MINNEAPOLIS (WCCO) — If you’re looking to buy a house, be ready for some serious competition.
New figures out show new housing listings fell again last month, bringing us to the lowest amount in the Twin Cities market since April 2003. While the supply is down, the want to purchase a home is not.READ MORE: FBI Warrants: Money Meant To Feed School Kids Went To Luxury Homes, Cars
Houses are selling in an average of 21 days. The average home is selling for around $250,000.
Once you find the house, the process still isn’t over. In fact, it’s far from over. Here, it’s not uncommon for houses to be sold the same day they hit the market.
After that, you typically get an inspection to make sure everything is in working order. But a hot housing market is making finding an inspector another hurdle.
[graphiq id=”fmzimaTDYEd” title=”Home inspection” width=”600″ height=”467″ url=”https://sw.graphiq.com/w/fmzimaTDYEd” frozen=”true”]
It’s another busy day for Reuben Saltzman with Structure Tech Home Inspections.
“It’s been crazy,” Saltzman said.
He has 13 home inspectors on his staff. Right now, they’re booking appointments at the earliest sometimes 10 days out. That’s typically the maximum amount of days allowed for home buyers to inspect and if necessary, rescind their offer.READ MORE: 'Embrace The North': Sauna Culture Growing In The Twin Cities
“We get calls from people constantly saying ‘Hey we need you to do the inspection for us. We have five calendar days and 5 business days.’ We tell them we can’t,” Saltzman said.
Some buyers are forgoing inspections altogether to try to win a bid in the crazy market. Reuben says that’s a dangerous investment.

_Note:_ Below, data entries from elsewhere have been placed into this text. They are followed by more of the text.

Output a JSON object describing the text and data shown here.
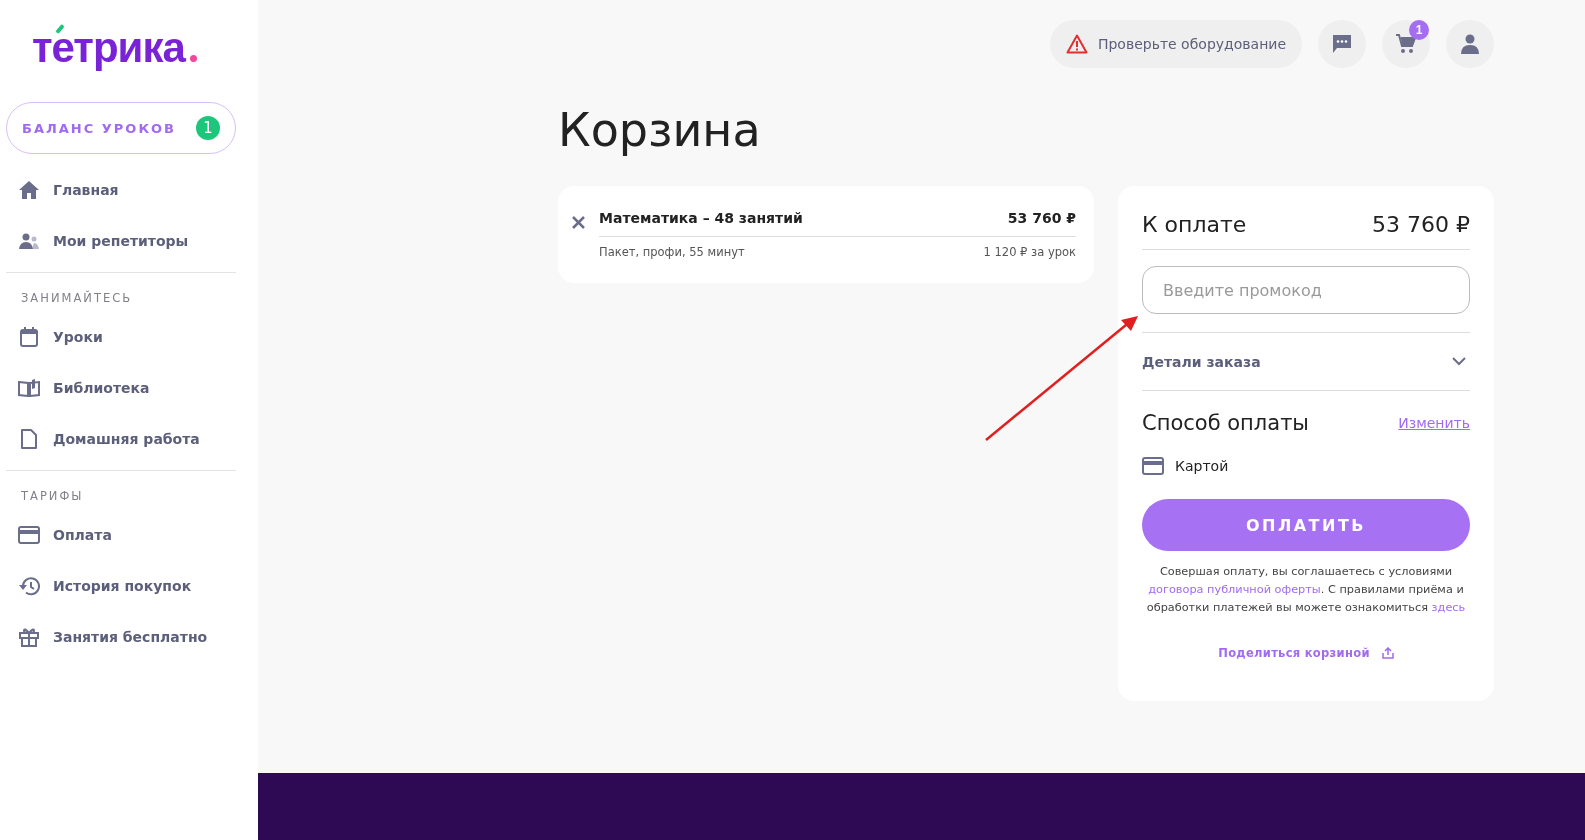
{
  "logo": {
    "text": "тетрика"
  },
  "balance": {
    "label": "БАЛАНС УРОКОВ",
    "count": "1"
  },
  "sidebar": {
    "groups": [
      {
        "items": [
          {
            "label": "Главная",
            "kind": "home"
          },
          {
            "label": "Мои репетиторы",
            "kind": "people"
          }
        ]
      },
      {
        "heading": "ЗАНИМАЙТЕСЬ",
        "items": [
          {
            "label": "Уроки",
            "kind": "calendar"
          },
          {
            "label": "Библиотека",
            "kind": "book"
          },
          {
            "label": "Домашняя работа",
            "kind": "file"
          }
        ]
      },
      {
        "heading": "ТАРИФЫ",
        "items": [
          {
            "label": "Оплата",
            "kind": "card"
          },
          {
            "label": "История покупок",
            "kind": "history"
          },
          {
            "label": "Занятия бесплатно",
            "kind": "gift"
          }
        ]
      }
    ]
  },
  "topbar": {
    "equipment_check": "Проверьте оборудование",
    "cart_count": "1"
  },
  "page_title": "Корзина",
  "cart_items": [
    {
      "title": "Математика – 48 занятий",
      "price": "53 760 ₽",
      "details": "Пакет, профи, 55 минут",
      "unit_price": "1 120 ₽ за урок"
    }
  ],
  "summary": {
    "total_label": "К оплате",
    "total": "53 760 ₽",
    "promo": {
      "placeholder": "Введите промокод"
    },
    "order_details": "Детали заказа",
    "order_details_expanded": false,
    "payment_title": "Способ оплаты",
    "change_link": "Изменить",
    "payment_method": "Картой",
    "pay_button": "ОПЛАТИТЬ",
    "terms": [
      {
        "kind": "text",
        "text": "Совершая оплату, вы соглашаетесь с условиями "
      },
      {
        "kind": "link",
        "text": "договора публичной оферты"
      },
      {
        "kind": "text",
        "text": ". С правилами приёма и обработки платежей вы можете ознакомиться "
      },
      {
        "kind": "link",
        "text": "здесь"
      }
    ],
    "share": "Поделиться корзиной"
  }
}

“Sometimes I can just walk up to a wall and give it a little push and know ‘Oh there’s nothing left behind here.’ it takes a trained eye to see those things,” Saltzman said.
Reuben recommends two things to help your secure an inspection in a hot housing market:
First, check the availability of local inspectors before you sign a purchase agreement. And second, try to avoid negotiating with a shorter inspection window to give yourself enough time.
While the shortage of inspectors is tough for buyers, Saltzman says he’s OK with seeing “Sold” signs up and down the street.
“I’m quite ok with this busy market. It’s keeping all my guys busy,” Saltzman said.
Your typical home inspection can start anywhere from $300 to $400 and go up from there. It’s also important to know radon testing is usually a separate inspection you can have done, and many buyers also check the sewer system.MORE NEWS: FBI Warrants Say Twin Cities Organization Claiming To Feed Children Instead Spent Money On Cars, Trips And Homes
So you want to make sure you ask if an inspector will do all of those things or if you need to find separate people.